Content starts

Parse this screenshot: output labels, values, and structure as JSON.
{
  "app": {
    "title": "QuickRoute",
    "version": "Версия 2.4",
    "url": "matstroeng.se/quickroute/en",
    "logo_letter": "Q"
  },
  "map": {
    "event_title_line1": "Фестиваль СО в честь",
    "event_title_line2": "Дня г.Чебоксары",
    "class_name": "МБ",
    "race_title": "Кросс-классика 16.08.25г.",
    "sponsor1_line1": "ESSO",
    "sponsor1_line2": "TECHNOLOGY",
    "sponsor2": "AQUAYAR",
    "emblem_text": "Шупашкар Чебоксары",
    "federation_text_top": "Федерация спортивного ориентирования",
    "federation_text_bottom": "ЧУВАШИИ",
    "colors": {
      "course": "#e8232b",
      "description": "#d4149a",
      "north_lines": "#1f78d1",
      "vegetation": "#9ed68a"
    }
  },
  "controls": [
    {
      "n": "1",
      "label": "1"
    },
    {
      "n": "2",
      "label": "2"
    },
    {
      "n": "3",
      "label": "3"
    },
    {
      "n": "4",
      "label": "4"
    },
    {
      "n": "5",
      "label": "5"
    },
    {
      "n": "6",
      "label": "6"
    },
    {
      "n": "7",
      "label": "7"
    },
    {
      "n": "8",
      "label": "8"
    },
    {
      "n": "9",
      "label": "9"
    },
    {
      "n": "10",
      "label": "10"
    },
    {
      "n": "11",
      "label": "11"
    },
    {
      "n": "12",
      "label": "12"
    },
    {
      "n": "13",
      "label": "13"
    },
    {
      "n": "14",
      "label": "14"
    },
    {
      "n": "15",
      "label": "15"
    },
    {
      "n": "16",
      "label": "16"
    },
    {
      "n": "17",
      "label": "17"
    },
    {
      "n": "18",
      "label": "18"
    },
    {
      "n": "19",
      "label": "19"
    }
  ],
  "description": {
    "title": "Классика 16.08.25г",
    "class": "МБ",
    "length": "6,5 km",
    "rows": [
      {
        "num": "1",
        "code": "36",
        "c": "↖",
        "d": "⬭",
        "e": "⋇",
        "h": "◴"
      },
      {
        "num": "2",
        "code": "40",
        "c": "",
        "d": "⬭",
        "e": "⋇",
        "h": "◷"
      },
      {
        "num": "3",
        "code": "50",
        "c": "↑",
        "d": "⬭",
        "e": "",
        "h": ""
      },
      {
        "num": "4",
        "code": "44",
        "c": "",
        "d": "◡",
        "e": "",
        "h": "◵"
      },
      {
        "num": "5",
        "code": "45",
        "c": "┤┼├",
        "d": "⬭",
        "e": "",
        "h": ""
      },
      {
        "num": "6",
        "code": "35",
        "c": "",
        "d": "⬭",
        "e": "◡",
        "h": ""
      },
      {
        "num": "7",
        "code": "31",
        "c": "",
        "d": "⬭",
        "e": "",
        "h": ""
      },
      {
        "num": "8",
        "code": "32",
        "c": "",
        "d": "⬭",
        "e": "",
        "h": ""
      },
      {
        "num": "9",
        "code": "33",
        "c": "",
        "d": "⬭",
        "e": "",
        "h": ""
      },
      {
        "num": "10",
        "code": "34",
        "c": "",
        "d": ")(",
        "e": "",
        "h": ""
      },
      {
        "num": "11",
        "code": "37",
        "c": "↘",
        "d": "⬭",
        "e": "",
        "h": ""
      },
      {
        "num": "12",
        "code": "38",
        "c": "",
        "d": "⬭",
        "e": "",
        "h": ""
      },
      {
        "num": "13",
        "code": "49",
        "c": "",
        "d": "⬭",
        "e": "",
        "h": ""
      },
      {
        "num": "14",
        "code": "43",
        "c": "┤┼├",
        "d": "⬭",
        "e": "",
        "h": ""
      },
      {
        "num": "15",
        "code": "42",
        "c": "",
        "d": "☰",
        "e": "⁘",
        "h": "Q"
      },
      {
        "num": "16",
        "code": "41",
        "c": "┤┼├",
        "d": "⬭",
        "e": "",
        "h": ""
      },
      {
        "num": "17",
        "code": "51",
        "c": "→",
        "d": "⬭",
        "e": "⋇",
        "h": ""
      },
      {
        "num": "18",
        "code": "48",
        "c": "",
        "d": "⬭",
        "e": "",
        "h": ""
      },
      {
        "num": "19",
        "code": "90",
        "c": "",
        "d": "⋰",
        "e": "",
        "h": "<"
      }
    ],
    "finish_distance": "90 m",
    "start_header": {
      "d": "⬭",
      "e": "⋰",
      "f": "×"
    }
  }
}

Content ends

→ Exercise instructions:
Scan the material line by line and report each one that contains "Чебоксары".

→ Task response:
    "event_title_line2": "Дня г.Чебоксары",
    "emblem_text": "Шупашкар Чебоксары",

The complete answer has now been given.